Unfortunately, the world may not work so neatly.


Charles A. Duelfer

National Interest, March 4, 2011


Amidst the landscape of Middle East tumult, there remains the prospect of Iran—and its blatant evolving nuclear capability.

In retrospect, Iran circa the presidential protests of 2009, may be seen as the first in the series of popular rebellions we’re witnessing today—though the leadership there successfully beat down the protests. Indeed, the Tehran regime now appears to be relatively stable in the region. Suddenly almost every other government in the Middle East is viewed with greater uncertainty. Which ones can withstand internal dissent? These mobs of newly empowered individuals will shake and perhaps remove standing governments. And there seems to be a tendency in the White House to celebrate these expressions of popular will on the one hand, but on the other there is no vision of where all this leads.…

[So] how does the world now look from Tehran? Is it better or worse? Is there more incentive or less to push on the nuclear front? Is the Iranian economy going to get stronger or weaker with oil prices topping $100 a barrel?
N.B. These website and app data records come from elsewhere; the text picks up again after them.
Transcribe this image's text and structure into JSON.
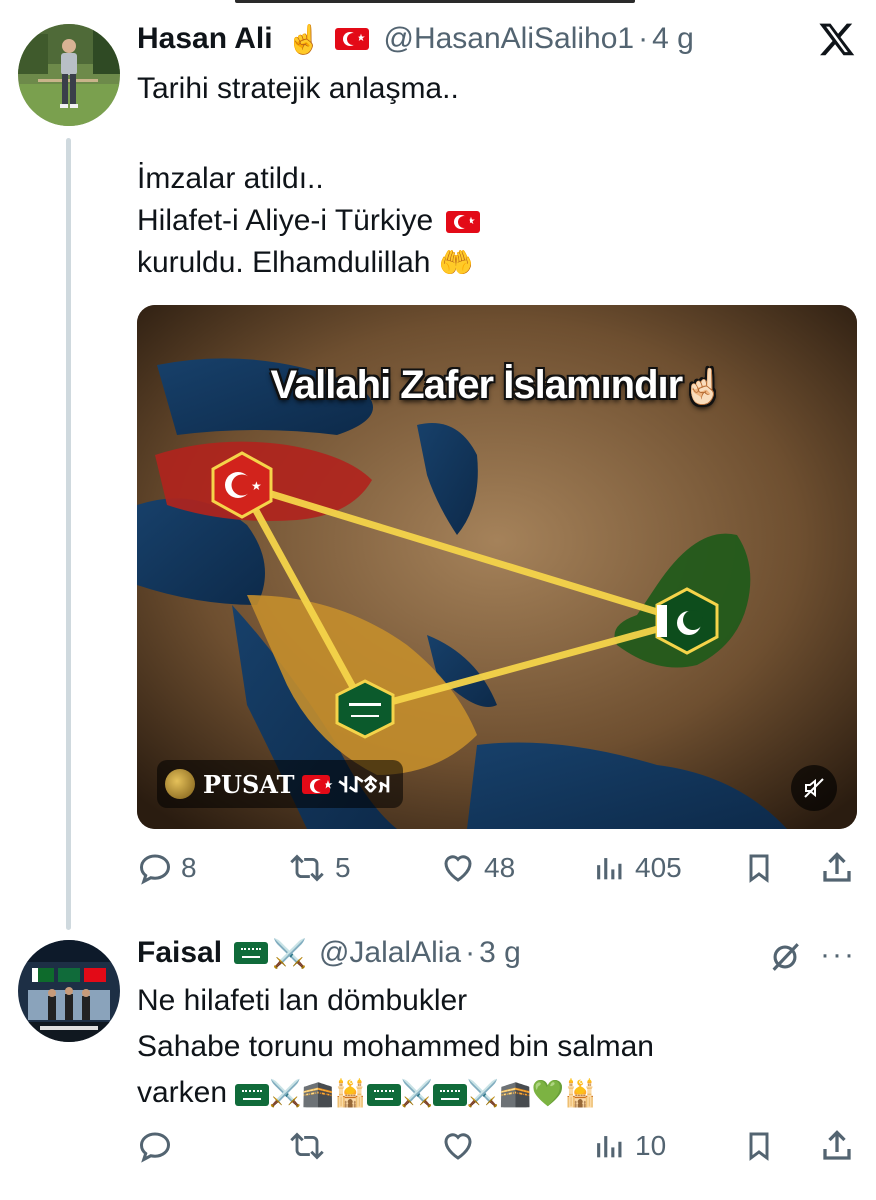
{
  "tweet1": {
    "name": "Hasan Ali",
    "handle": "@HasanAliSaliho1",
    "time": "4 g",
    "text_lines": [
      "Tarihi stratejik anlaşma..",
      "",
      "İmzalar atildı..",
      "Hilafet-i Aliye-i Türkiye 🇹🇷",
      "kuruldu. Elhamdulillah 🤲"
    ],
    "line1": "Tarihi stratejik anlaşma..",
    "line2": "İmzalar atildı..",
    "line3": "Hilafet-i Aliye-i Türkiye",
    "line4": "kuruldu. Elhamdulillah",
    "media": {
      "title": "Vallahi Zafer İslamındır",
      "watermark": "PUSAT",
      "watermark_runes": "𐰴𐱃𐰀𐰭",
      "icon_mute": "mute-icon"
    },
    "stats": {
      "replies": "8",
      "retweets": "5",
      "likes": "48",
      "views": "405"
    }
  },
  "tweet2": {
    "name": "Faisal",
    "handle": "@JalalAlia",
    "time": "3 g",
    "line1": "Ne hilafeti lan dömbukler",
    "line2": "Sahabe torunu mohammed bin salman",
    "line3": "varken",
    "stats": {
      "replies": "",
      "retweets": "",
      "likes": "",
      "views": "10"
    }
  },
  "icons": [
    "x-logo-icon",
    "reply-icon",
    "retweet-icon",
    "like-icon",
    "views-icon",
    "bookmark-icon",
    "share-icon",
    "grok-icon",
    "more-icon"
  ],
  "colors": {
    "text": "#0f1419",
    "secondary": "#536471",
    "thread": "#cfd9de"
  }
}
The leaders in Iran must be pretty happy. They are probably reinforced in their decisions to crack down hard and continuously on the green movement. They did not lose control of their country. Tehran probably does not see the contagion of uprisings in countries like Bahrain, Oman, or Saudi Arabia as something that undermines their position. They have already inoculated themselves against the effects of the Internet and rapid dissemination of dissent. And the higher price for oil may help them economically.
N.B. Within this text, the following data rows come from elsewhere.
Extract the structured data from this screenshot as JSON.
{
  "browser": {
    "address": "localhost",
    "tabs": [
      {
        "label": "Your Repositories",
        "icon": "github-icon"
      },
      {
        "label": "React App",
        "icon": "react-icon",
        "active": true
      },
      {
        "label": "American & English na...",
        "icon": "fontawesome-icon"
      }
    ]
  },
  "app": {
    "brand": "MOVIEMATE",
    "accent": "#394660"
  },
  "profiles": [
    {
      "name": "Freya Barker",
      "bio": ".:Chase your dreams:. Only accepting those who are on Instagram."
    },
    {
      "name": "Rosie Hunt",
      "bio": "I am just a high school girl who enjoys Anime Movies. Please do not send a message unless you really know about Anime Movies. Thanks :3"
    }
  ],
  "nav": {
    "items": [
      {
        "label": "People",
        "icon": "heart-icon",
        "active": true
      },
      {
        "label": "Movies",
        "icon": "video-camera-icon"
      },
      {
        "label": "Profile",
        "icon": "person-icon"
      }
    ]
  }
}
The prospect for a nuclear capable Iran amidst a collection of states that are suddenly focused inwardly on internal threats may be a dominant feature of the new reality over the next year or two. Last week while headlines addressed the chaos of Libya, the IAEA released its latest report on Iran’s nuclear activity. It is not good news.

The IAEA inspectors report that Iran continues to expand its activities and, in particular, its uranium enrichment seems to be continuing with plans for expansion. Tehran has not complied with requirements to explain suspected military nuclear work and seems unfazed by Security Council sanctions. Moreover, the IAEA reports that the output of the declared facilities continues—despite the affects of the Stuxnet cyber attack. The evidence is that despite increased sanctions, the effects of cyber attacks (and reportedly the sabotaging of imported equipment) and the assassinations in Iran of top scientists, the program marches on…to the point where it is beginning to look inevitable rather than unacceptable as previous White House statements have declared.
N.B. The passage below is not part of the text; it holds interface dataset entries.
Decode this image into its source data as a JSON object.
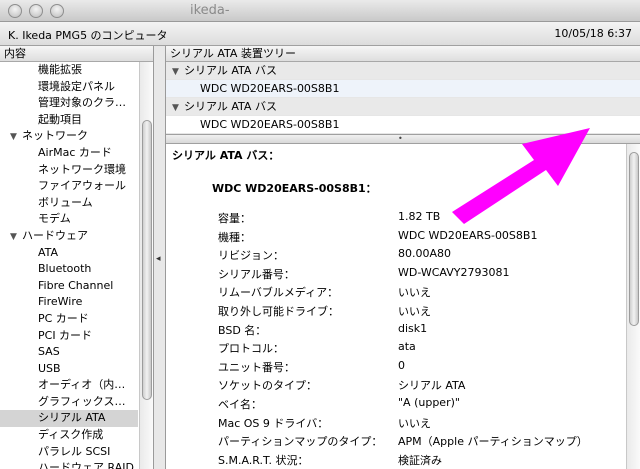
{
  "window": {
    "title": "ikeda-",
    "colors": {
      "annotation_arrow": "#ff00ff",
      "selected_row": "#d4d4d4"
    }
  },
  "header": {
    "computer_name": "K. Ikeda PMG5 のコンピュータ",
    "datetime": "10/05/18 6:37"
  },
  "sidebar": {
    "column_header": "内容",
    "items": [
      {
        "label": "機能拡張",
        "type": "item"
      },
      {
        "label": "環境設定パネル",
        "type": "item"
      },
      {
        "label": "管理対象のクラ…",
        "type": "item"
      },
      {
        "label": "起動項目",
        "type": "item"
      },
      {
        "label": "ネットワーク",
        "type": "category"
      },
      {
        "label": "AirMac カード",
        "type": "item"
      },
      {
        "label": "ネットワーク環境",
        "type": "item"
      },
      {
        "label": "ファイアウォール",
        "type": "item"
      },
      {
        "label": "ボリューム",
        "type": "item"
      },
      {
        "label": "モデム",
        "type": "item"
      },
      {
        "label": "ハードウェア",
        "type": "category"
      },
      {
        "label": "ATA",
        "type": "item"
      },
      {
        "label": "Bluetooth",
        "type": "item"
      },
      {
        "label": "Fibre Channel",
        "type": "item"
      },
      {
        "label": "FireWire",
        "type": "item"
      },
      {
        "label": "PC カード",
        "type": "item"
      },
      {
        "label": "PCI カード",
        "type": "item"
      },
      {
        "label": "SAS",
        "type": "item"
      },
      {
        "label": "USB",
        "type": "item"
      },
      {
        "label": "オーディオ（内…",
        "type": "item"
      },
      {
        "label": "グラフィックス…",
        "type": "item"
      },
      {
        "label": "シリアル ATA",
        "type": "item",
        "selected": true
      },
      {
        "label": "ディスク作成",
        "type": "item"
      },
      {
        "label": "パラレル SCSI",
        "type": "item"
      },
      {
        "label": "ハードウェア RAID",
        "type": "item"
      }
    ]
  },
  "tree": {
    "column_header": "シリアル ATA 装置ツリー",
    "rows": [
      {
        "label": "シリアル ATA バス",
        "kind": "group"
      },
      {
        "label": "WDC WD20EARS-00S8B1",
        "kind": "device"
      },
      {
        "label": "シリアル ATA バス",
        "kind": "group"
      },
      {
        "label": "WDC WD20EARS-00S8B1",
        "kind": "device"
      }
    ]
  },
  "detail": {
    "heading": "シリアル ATA バス：",
    "device_title": "WDC WD20EARS-00S8B1：",
    "properties": [
      {
        "label": "容量：",
        "value": "1.82 TB"
      },
      {
        "label": "機種：",
        "value": "WDC WD20EARS-00S8B1"
      },
      {
        "label": "リビジョン：",
        "value": "80.00A80"
      },
      {
        "label": "シリアル番号：",
        "value": "WD-WCAVY2793081"
      },
      {
        "label": "リムーバブルメディア：",
        "value": "いいえ"
      },
      {
        "label": "取り外し可能ドライブ：",
        "value": "いいえ"
      },
      {
        "label": "BSD 名：",
        "value": "disk1"
      },
      {
        "label": "プロトコル：",
        "value": "ata"
      },
      {
        "label": "ユニット番号：",
        "value": "0"
      },
      {
        "label": "ソケットのタイプ：",
        "value": "シリアル ATA"
      },
      {
        "label": "ベイ名：",
        "value": "\"A (upper)\""
      },
      {
        "label": "Mac OS 9 ドライバ：",
        "value": "いいえ"
      },
      {
        "label": "パーティションマップのタイプ：",
        "value": "APM（Apple パーティションマップ）"
      },
      {
        "label": "S.M.A.R.T. 状況：",
        "value": "検証済み"
      }
    ]
  }
}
[Despite this], the prospect of a nuclear Iran is no [longer] so close to the top of the agenda. The New York Times quoted a spokesman for the National Security Council commenting on the IAEA report of Iran’s obstruction and failure to cooperate as “troubling”. Well that talking point could probably be applied to several hundred issues that waft through the White House.

The combined actions to thwart Iran’s nuclear program may have complicated or possibly slowed it. But, if ultimately the only way of ending the program is through military action, that option has recently become even tougher given the ferment in the region.… Our approach of trying to buy time may curiously be congruent with Iranian interests. The longer we put off an increasingly inevitable assessment that Iran has nuclear weapons within its grasp, the better it is for Iran to develop its capability and take advantage of the weakened state of its neighbors.

Over thirty years ago on New Year’s Eve, 1977, President Jimmy Carter visited Tehran. In his toast at the state dinner he said, “Iran, because of the great leadership of the Shah, is an island of stability in one of the more troubled areas of the world.” In less than a year, our embassy had been taken over and he was consumed with the hostage crisis. It would be sadly ironic if, today, the net effect of U.S. regional policies was that Iran is a relative island of stability in one of the more troubled areas of the world—and with nuclear weapons.